The whole picture is, however, more complex as the island relies heavily on tourism. The Maui Economic Development Board has estimated that the island’s “visitor industry” accounts for roughly four out of every five dollars generated here, calling those visitors the “economic engine” of the county. According to data from BBC, more than 45,000 people have since left the island and now hundreds of rental cars now sit parked on the grass field surrounding highway close to the airport.
If this was happening to your hometown, would you want us to come?Chuck Enomoto, resident
The wildfires have cost the lives of at least 106 people, an estimated of 1300 missing and much of the historic town of Lahaina on Maui has been destroyed. Thousands of residents and visitors were evacuated, and the US Coast Guard said its members rescued 14 people who jumped into the waters off Lahaina Harbor to escape the fire.

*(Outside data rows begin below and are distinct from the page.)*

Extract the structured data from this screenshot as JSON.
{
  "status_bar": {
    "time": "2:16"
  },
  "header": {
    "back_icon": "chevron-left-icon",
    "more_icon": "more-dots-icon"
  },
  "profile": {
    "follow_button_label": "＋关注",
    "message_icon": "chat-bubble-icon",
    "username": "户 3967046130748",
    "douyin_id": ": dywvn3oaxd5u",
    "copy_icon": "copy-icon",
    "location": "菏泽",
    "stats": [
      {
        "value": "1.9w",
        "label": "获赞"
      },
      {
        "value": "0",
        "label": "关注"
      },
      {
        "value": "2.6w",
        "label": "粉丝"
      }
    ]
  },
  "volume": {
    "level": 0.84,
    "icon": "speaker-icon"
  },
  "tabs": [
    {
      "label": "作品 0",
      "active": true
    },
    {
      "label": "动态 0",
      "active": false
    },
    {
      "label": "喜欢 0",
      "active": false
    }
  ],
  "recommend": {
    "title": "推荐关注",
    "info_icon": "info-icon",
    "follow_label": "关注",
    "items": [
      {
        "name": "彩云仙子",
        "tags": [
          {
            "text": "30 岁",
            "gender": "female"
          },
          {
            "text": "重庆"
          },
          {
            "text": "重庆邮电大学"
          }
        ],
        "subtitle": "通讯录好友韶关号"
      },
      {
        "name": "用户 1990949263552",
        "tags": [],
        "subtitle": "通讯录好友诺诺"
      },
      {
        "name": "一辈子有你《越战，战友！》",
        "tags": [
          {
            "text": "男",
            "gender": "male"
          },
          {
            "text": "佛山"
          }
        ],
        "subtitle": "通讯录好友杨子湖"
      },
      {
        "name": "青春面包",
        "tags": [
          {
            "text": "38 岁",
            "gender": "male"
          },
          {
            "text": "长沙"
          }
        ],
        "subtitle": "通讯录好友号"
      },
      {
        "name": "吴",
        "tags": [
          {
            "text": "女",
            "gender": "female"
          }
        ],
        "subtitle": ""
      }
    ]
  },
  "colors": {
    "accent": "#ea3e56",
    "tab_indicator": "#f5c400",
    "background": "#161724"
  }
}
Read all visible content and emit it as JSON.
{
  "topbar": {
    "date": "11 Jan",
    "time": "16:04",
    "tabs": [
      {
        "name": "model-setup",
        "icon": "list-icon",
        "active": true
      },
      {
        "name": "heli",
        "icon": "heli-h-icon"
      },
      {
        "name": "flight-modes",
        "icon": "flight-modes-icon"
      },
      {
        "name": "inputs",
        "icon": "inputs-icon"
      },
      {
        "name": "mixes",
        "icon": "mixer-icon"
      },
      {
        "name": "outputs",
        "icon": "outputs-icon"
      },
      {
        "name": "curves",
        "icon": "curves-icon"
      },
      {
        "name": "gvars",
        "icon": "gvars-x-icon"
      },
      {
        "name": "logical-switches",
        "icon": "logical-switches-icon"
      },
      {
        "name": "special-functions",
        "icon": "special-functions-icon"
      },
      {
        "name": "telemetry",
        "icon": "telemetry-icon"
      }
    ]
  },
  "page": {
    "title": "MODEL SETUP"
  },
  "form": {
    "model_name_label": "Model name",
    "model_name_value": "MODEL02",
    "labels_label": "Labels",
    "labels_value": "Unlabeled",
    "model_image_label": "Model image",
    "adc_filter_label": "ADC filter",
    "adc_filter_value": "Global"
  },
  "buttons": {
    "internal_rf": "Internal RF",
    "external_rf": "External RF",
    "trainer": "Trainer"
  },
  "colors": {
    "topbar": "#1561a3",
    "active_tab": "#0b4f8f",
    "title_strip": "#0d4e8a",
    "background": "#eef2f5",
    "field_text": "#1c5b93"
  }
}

The wildfires have brought to the surface the disparity on the island. Many locals must have more than one job to make ends meet. Jen Alcantara told BBC that she worked for a Canadian airline as well as having a senior administrative position at Maui’s hospital. “That’s Hawaii,” she added. About Wailea, an area where several high-end holiday rentals and resorts can be found, many locals were quick to point out that the daily routine of luxury and comfort was barely disrupted. Brittany Pounder, 34, an employee at the Four Seasons told the UK news outlet that some guests seemed more concerned about other matters such as whether they would still be able to stick to their scheduled activities including as horse-riding, ziplining, or even dinner at a chosen restaurant.